I am creating a current pointer to the location that starts at the beginning of the file. I know the first 4 bytes are the number of vertices (3 in this case) I have in my mesh so I read the first 4 bytes into the corresponding variable. I then increment the current pointer to point to the address location after the first 4 bytes. That gives me the vertex data for each of the 3 vertices I have, and so on...
We also set up our shader system so it has a platform independent interface. I created a struct that has the following functionality to load the shaders into the game.
- LoadEffect (sEffect, "data/fragment.shader", "data/vertex.shader");
- SetEffect (sEffect);
The LoadEffect function takes in the paths for the shader files and loads the vertex shader and fragment shader. The SetEffect function is used to set the shaders to display our meshes on screen. The function calls remain the same regardless of the platform.
Download the DirectX_64 build here
Download the OpenGL_32 build here
For this assignment we had to remove the use of custom command line arguments to pass the assets. Instead we created a new file that contains a list of all the assets required to be built. We built a mesh builder tool that we use to build our meshes and add to the asset list. We also added another mesh, a triangle to our list of meshes being output on the screen.
This is how I decided to structure my file called AssetsToBuild.lua that contains all the data about the assets to build. like which builder tool to use to build them, the source path (src), target path (tar) and the list of those type of assets.
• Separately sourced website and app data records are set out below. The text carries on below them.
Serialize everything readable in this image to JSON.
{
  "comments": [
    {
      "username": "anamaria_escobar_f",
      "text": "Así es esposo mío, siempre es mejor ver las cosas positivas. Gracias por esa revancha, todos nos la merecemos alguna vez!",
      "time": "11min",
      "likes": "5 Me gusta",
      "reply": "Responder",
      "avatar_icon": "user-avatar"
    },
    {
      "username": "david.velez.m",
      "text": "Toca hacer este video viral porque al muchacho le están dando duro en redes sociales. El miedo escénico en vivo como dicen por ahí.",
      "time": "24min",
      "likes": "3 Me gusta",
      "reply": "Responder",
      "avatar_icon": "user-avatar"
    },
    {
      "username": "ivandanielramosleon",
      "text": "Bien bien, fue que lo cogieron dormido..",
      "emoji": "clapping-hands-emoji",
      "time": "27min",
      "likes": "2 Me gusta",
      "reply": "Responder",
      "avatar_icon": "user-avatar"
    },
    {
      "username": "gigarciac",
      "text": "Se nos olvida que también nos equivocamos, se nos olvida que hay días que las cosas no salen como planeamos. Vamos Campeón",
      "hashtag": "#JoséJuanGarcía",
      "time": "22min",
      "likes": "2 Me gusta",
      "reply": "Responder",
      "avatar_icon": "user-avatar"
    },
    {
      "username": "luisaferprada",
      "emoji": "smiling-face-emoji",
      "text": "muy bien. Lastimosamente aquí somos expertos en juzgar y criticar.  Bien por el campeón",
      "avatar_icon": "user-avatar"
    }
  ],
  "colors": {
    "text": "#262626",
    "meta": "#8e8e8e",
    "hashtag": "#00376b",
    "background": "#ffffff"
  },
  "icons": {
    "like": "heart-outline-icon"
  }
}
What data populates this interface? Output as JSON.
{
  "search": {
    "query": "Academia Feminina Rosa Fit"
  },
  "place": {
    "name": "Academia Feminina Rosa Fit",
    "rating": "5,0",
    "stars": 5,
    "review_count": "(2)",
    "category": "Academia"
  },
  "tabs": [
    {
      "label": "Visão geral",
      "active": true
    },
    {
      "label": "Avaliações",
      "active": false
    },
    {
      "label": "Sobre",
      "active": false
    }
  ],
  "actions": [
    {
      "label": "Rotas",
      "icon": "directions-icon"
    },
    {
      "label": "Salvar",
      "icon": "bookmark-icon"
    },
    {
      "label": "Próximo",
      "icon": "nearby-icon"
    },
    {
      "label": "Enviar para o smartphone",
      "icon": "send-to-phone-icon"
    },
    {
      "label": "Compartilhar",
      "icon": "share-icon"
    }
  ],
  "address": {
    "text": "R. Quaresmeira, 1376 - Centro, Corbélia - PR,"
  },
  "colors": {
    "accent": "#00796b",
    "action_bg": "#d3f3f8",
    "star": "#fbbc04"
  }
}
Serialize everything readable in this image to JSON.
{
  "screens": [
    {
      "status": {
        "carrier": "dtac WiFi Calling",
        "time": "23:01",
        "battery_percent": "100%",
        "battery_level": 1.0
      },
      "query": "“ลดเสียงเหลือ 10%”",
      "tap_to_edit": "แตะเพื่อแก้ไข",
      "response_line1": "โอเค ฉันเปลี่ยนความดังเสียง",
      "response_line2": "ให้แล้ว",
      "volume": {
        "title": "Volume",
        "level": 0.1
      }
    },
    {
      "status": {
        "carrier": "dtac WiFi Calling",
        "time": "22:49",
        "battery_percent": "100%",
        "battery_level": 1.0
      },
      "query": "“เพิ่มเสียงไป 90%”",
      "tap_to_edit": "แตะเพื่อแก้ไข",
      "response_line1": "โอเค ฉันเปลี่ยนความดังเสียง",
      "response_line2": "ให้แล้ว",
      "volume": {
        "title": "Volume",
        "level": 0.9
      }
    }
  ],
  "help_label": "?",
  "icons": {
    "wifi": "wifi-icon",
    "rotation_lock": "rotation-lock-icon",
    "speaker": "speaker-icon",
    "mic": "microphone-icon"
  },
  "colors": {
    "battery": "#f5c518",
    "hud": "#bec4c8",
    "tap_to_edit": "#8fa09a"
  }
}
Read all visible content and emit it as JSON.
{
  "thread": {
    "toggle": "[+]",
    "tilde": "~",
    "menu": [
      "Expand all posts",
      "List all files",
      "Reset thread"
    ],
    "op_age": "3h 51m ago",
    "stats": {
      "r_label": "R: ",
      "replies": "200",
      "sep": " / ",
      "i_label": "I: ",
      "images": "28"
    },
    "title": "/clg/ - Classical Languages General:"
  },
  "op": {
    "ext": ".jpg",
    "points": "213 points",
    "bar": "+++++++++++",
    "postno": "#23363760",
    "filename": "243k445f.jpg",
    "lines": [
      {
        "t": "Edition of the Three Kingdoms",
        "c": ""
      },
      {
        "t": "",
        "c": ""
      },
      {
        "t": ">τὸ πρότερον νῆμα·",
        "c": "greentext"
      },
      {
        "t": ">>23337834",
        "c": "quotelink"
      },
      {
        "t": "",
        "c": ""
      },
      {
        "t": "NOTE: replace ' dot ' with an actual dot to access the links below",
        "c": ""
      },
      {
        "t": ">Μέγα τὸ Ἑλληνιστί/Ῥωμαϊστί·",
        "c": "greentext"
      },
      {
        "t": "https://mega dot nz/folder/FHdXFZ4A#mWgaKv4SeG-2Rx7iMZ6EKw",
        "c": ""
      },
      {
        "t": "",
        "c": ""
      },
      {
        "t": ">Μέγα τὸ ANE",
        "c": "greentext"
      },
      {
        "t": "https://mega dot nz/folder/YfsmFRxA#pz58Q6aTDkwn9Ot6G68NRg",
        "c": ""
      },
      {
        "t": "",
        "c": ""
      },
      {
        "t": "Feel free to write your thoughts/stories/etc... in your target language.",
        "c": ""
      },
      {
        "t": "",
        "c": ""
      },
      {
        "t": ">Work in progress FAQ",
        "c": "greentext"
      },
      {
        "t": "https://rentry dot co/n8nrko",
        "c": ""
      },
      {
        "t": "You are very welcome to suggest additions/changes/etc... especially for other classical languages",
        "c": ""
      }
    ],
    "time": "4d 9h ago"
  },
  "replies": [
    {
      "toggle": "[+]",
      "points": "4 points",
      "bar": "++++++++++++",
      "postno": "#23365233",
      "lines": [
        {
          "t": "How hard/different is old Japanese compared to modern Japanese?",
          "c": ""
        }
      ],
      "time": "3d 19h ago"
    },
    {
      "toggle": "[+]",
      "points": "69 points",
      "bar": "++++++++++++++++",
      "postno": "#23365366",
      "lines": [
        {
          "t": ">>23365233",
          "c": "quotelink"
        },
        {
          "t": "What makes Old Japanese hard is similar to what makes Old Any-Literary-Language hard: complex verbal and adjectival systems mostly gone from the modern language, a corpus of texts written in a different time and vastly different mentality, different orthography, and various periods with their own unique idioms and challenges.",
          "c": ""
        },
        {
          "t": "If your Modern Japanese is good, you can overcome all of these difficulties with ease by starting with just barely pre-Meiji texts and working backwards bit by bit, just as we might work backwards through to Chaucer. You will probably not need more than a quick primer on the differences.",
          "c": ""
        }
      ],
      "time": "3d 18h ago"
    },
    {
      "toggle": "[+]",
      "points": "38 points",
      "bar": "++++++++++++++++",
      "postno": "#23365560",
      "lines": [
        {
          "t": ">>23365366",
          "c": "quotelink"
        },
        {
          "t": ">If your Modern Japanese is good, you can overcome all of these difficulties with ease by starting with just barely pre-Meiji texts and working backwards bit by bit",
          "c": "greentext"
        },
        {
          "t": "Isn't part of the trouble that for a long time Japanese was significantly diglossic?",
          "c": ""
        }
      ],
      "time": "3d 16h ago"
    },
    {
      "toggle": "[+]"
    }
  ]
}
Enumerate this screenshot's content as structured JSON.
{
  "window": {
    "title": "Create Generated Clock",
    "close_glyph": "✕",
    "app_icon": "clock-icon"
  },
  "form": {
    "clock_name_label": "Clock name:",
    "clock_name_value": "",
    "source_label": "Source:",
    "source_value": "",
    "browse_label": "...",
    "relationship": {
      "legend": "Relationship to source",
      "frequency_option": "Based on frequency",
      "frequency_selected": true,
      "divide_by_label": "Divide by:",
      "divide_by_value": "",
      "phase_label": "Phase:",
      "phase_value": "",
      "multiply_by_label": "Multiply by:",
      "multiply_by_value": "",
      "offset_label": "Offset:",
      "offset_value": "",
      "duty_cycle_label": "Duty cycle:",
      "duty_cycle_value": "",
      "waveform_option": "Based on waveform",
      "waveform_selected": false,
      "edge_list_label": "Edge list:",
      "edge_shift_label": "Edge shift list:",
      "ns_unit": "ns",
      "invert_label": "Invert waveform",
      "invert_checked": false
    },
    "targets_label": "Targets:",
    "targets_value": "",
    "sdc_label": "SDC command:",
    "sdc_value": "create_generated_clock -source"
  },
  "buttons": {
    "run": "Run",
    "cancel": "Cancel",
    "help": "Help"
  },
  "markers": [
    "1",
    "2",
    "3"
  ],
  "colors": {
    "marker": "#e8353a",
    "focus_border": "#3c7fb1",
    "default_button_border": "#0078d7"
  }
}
The assets are grouped by type so all the mesh assets are together and all the shaders are grouped together. That way we can specify common information for all of the assets instead of repeating it for each asset.
I placed this file in the Scripts folder. The reason being that since my BuildAssets.lua, (the script that actually builds the assets using lua functions) script is in this folder it made most sense to have the AssetsToBuild.lua in the same folder. That way all my lua scripts are in the same folder.
The screenshot below shows me debugging the MeshBuilder. To do this we need to specify custom command line arguments to the Debugger, set the desired builder to be debugged as the startup project and then debug this using visual studio. This is required in case a specific asset builder needs to be debugged.
These are the new command line arguments for the BuildAssets.lua project.
We pass the AssetBuilder.exe application as an argument. This is because the asset builder contains the list of assets as well as all the code to build our assets. Hence no other arguments need to be passed.
The AssetBuilder project depends on the BuilderHelper.. The BuilderHelper contains helper functions and utility functions that are used for the build process. Additionally it uses the Windows and Lua libraries and depends on those to build as well.
UPDATE : After talking to my professor John-Paul, I realized the MeshBuilder/GenericBuilder need to be built to provide the assets for the asset builder to build. The asset builder does NOT require these builder tools to build, but it does need it to run correctly since they provide the assets the asset builder needs.
Below is the screenshot of my output, now using 2 meshes, a triangle and square. These meshes can now be easily added to the game using a simple lua script as shown above.
You can download the Direct3D_64 build here.
You can download the OpenGL_32 build here